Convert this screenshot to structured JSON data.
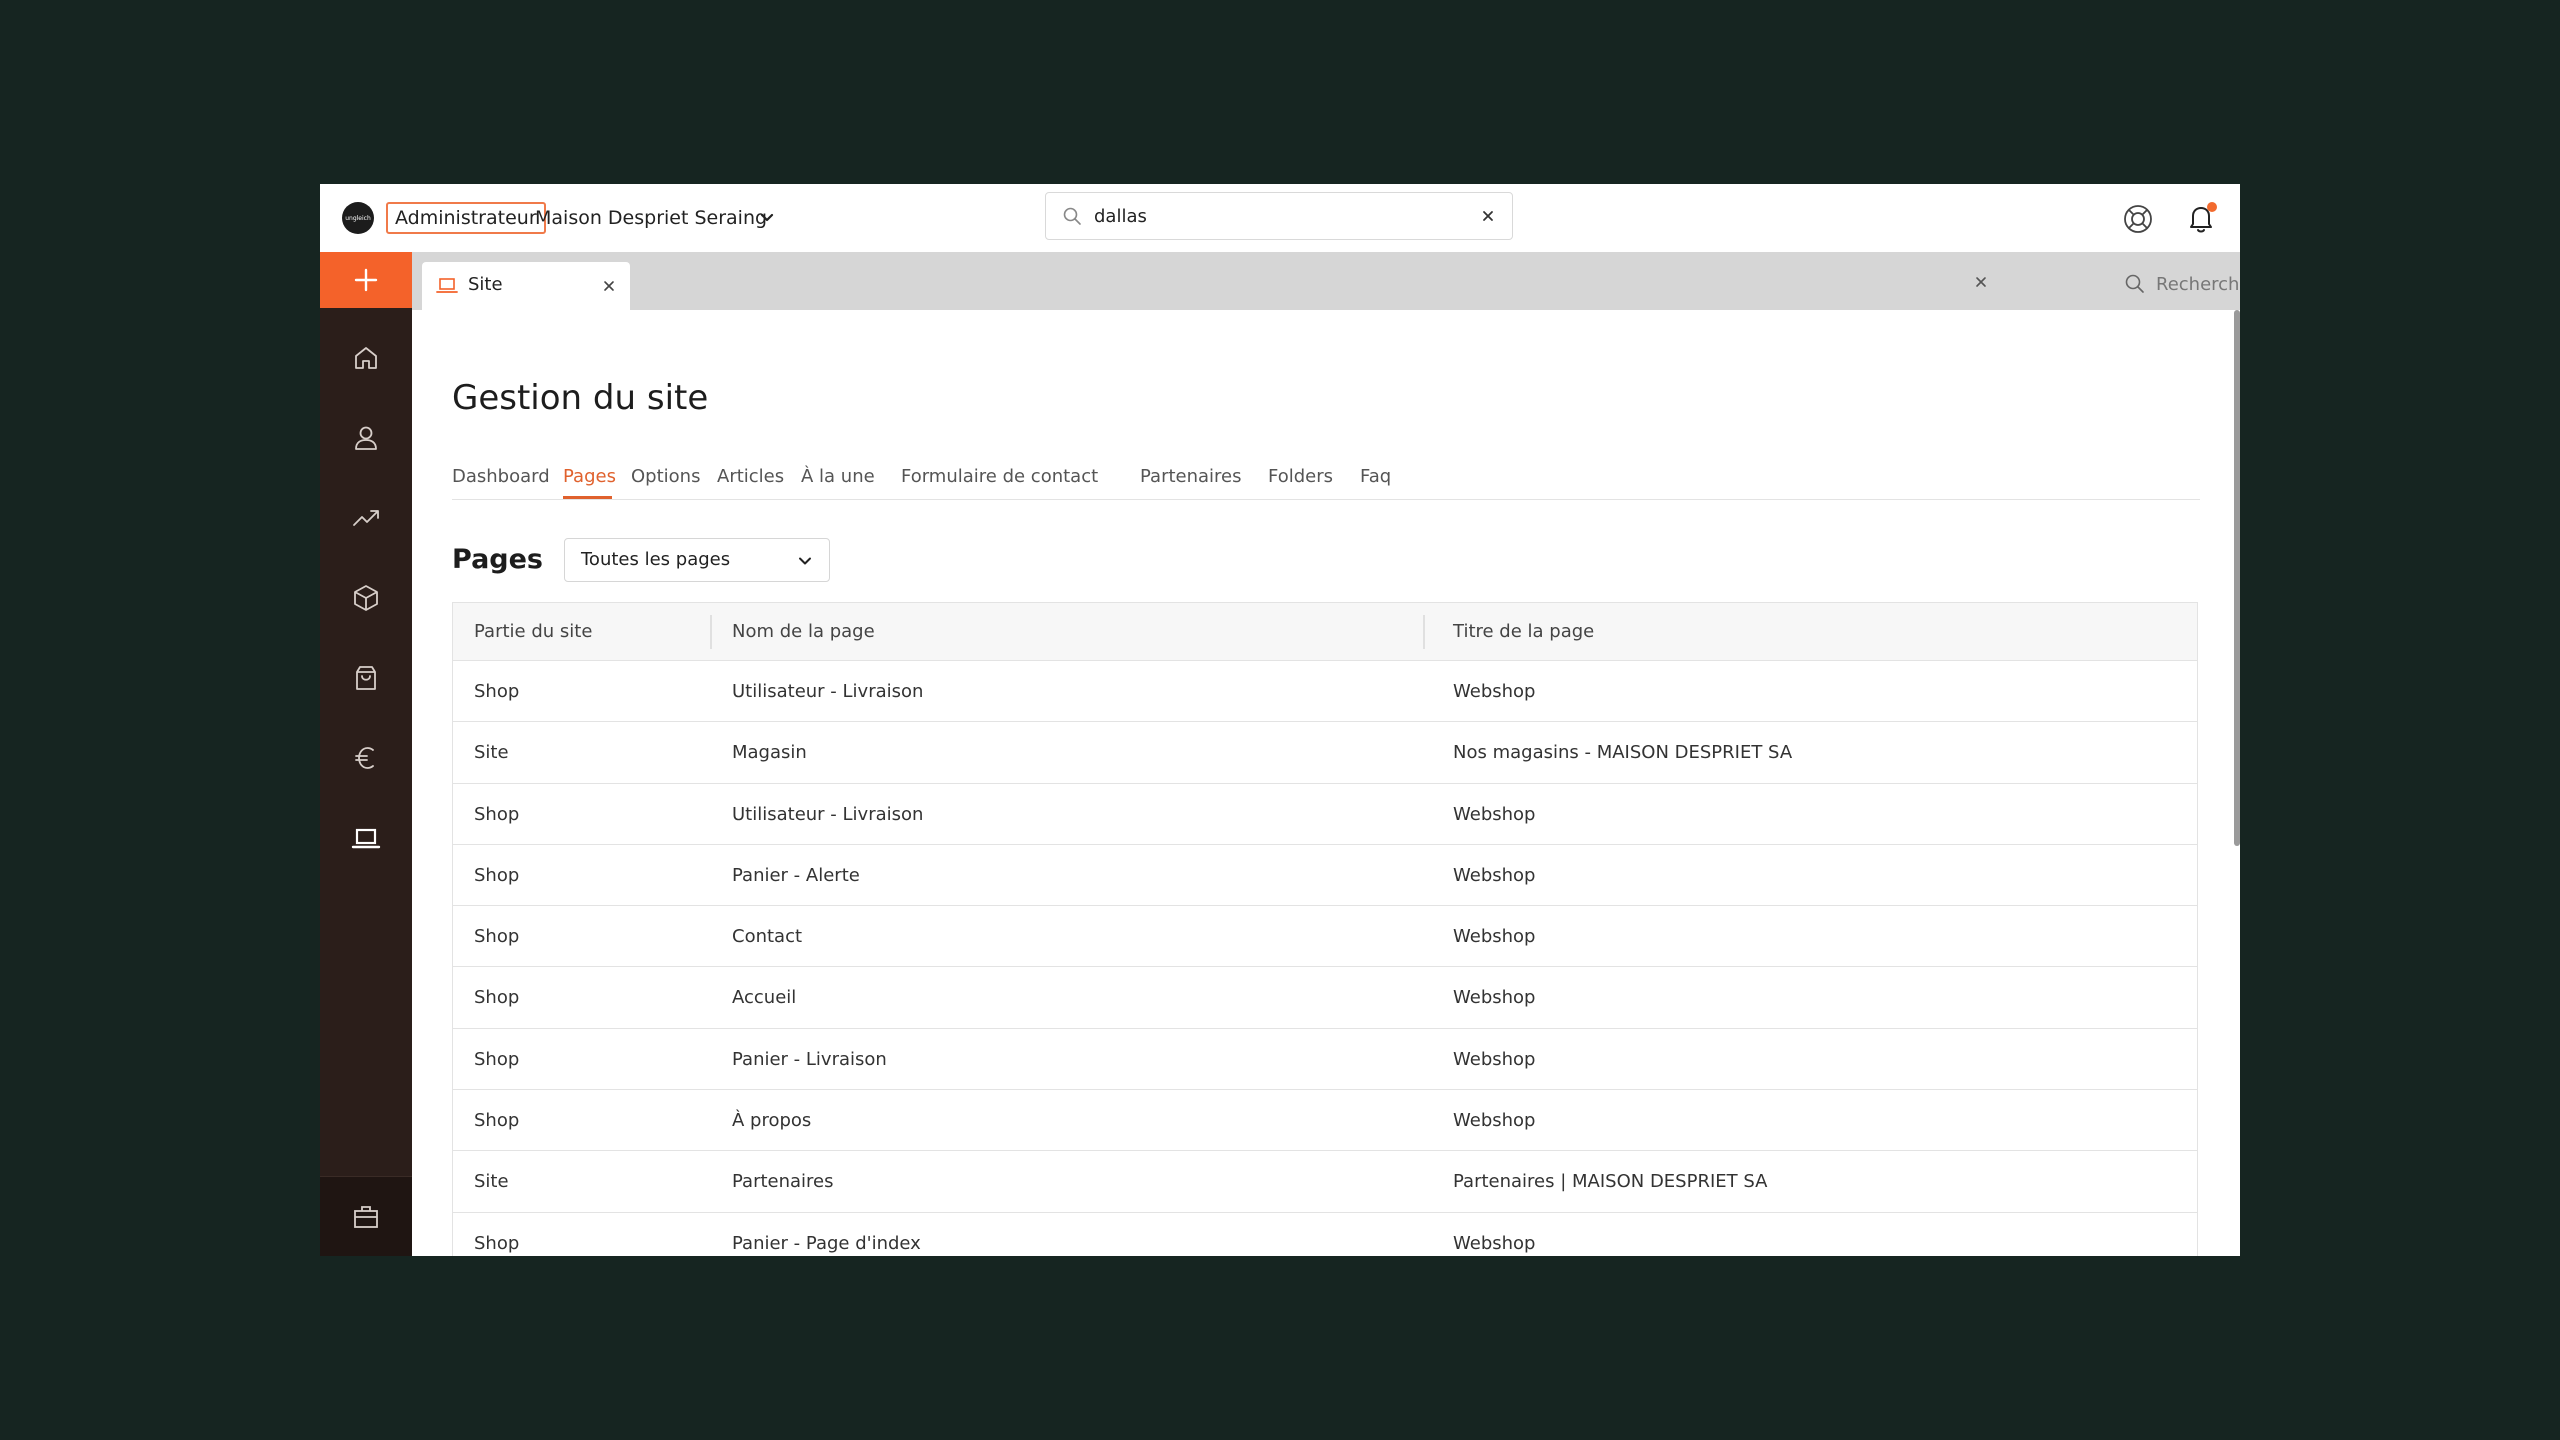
{
  "topbar": {
    "logo_text": "ungleich",
    "role": "Administrateur",
    "company": "Maison Despriet Seraing",
    "search_value": "dallas"
  },
  "tabs": [
    {
      "label": "Site"
    }
  ],
  "tabstrip": {
    "search_placeholder": "Recherche"
  },
  "page": {
    "title": "Gestion du site",
    "subnav": [
      {
        "label": "Dashboard",
        "active": false
      },
      {
        "label": "Pages",
        "active": true
      },
      {
        "label": "Options",
        "active": false
      },
      {
        "label": "Articles",
        "active": false
      },
      {
        "label": "À la une",
        "active": false
      },
      {
        "label": "Formulaire de contact",
        "active": false
      },
      {
        "label": "Partenaires",
        "active": false
      },
      {
        "label": "Folders",
        "active": false
      },
      {
        "label": "Faq",
        "active": false
      }
    ],
    "section_title": "Pages",
    "filter_selected": "Toutes les pages"
  },
  "table": {
    "columns": [
      "Partie du site",
      "Nom de la page",
      "Titre de la page"
    ],
    "rows": [
      [
        "Shop",
        "Utilisateur - Livraison",
        "Webshop"
      ],
      [
        "Site",
        "Magasin",
        "Nos magasins - MAISON DESPRIET SA"
      ],
      [
        "Shop",
        "Utilisateur - Livraison",
        "Webshop"
      ],
      [
        "Shop",
        "Panier - Alerte",
        "Webshop"
      ],
      [
        "Shop",
        "Contact",
        "Webshop"
      ],
      [
        "Shop",
        "Accueil",
        "Webshop"
      ],
      [
        "Shop",
        "Panier - Livraison",
        "Webshop"
      ],
      [
        "Shop",
        "À propos",
        "Webshop"
      ],
      [
        "Site",
        "Partenaires",
        "Partenaires | MAISON DESPRIET SA"
      ],
      [
        "Shop",
        "Panier - Page d'index",
        "Webshop"
      ]
    ]
  },
  "sidebar": {
    "items": [
      {
        "icon": "home-icon"
      },
      {
        "icon": "user-icon"
      },
      {
        "icon": "trending-up-icon"
      },
      {
        "icon": "box-icon"
      },
      {
        "icon": "shopping-bag-icon"
      },
      {
        "icon": "euro-icon"
      },
      {
        "icon": "laptop-icon"
      }
    ]
  },
  "colors": {
    "accent": "#f4622a",
    "sidebar_bg": "#2b1e1a",
    "backdrop": "#162521"
  }
}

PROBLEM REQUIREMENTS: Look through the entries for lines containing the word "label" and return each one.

RESULT BELOW:
      "label": "Site"
        "label": "Dashboard",
        "label": "Pages",
        "label": "Options",
        "label": "Articles",
        "label": "À la une",
        "label": "Formulaire de contact",
        "label": "Partenaires",
        "label": "Folders",
        "label": "Faq",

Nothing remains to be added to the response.